I remember how overwhelming college loans seemed when I was paying them back, but mine were a drop in the bucket compared to the amount of debt that these young men and women and their parents are going to take on to ensure they receive the education that will prepare them for the next phase of their lives.
It’s not only a college education that costs money. Education is a significant line item in the state and federal budget. (I have plenty of concerns about the role of government in education, but that’s an opinion for another day.)
If you think education is expensive, take a moment to consider the cost of ignorance.
Have you ever been at a fast food restaurant when the little girl behind the counter accidentally closed the register drawer before counting out your change? I’m not suggesting that all young women working part-time jobs at fast food restaurants, convenience stores or any other place of business, are not smart enough to subtract the price of a hamburger meal from a twenty-dollar bill, but I’ve been seen the lost look on a young clerk’s face more times than I care to admit.
How can a person with limited math skills work in retail? How can they figure feed rations for livestock or how to calculate herbicide rates and calibrate sprayers? You and I and the future workforce in this country, do not have an “easy” button to push.
Not everyone is going to be a rocket scientist or neurosurgeon. There will be sheet metal workers, welders, cabinet builders and auto mechanics. There will be farmers and ranchers. Every one of them will need some math skills. They will benefit from science and business economics.
Let’s go out on a limb and believe that some of these young people may actually want to open their own welding businesses or tire shops. They will need to know how to fill out profit and loss statements, loan and insurance applications, and maintain tax records.
By the time those young people graduate from high school, it is my hope that they have at least a basic understanding of the Constitution of the United States of America. There has never been a time in this country’s history when there has been a greater need for citizens to understand the premise upon which our country was built.
I hope they know The First Amendment was written to protect and empower them:

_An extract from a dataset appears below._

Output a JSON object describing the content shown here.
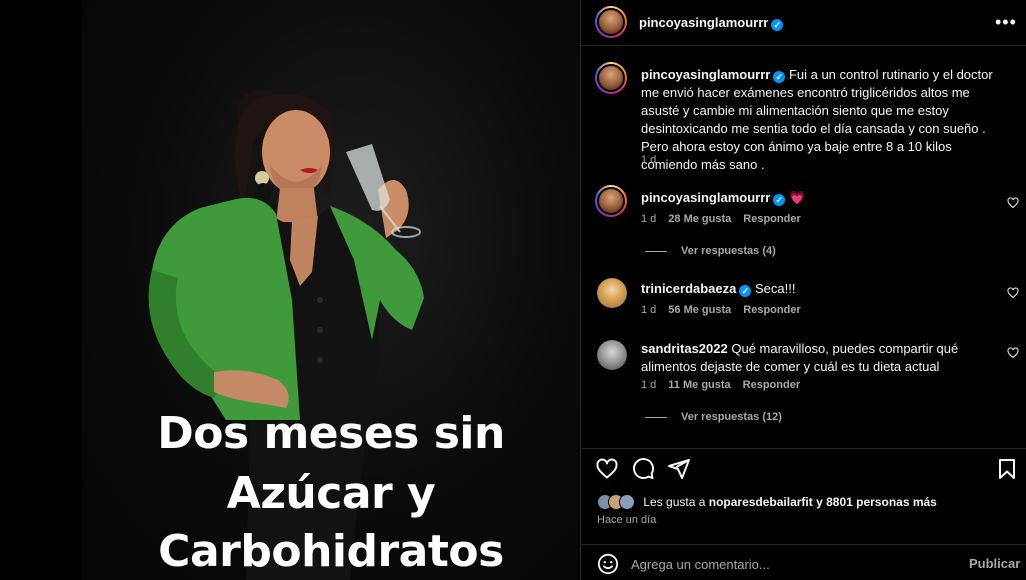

Congress shall make no law respecting an establishment of religion, or prohibiting the free exercise thereof; or abridging the freedom of speech, or of the press; or the right of the people peaceably to assemble, and to petition the Government for a redress of grievances.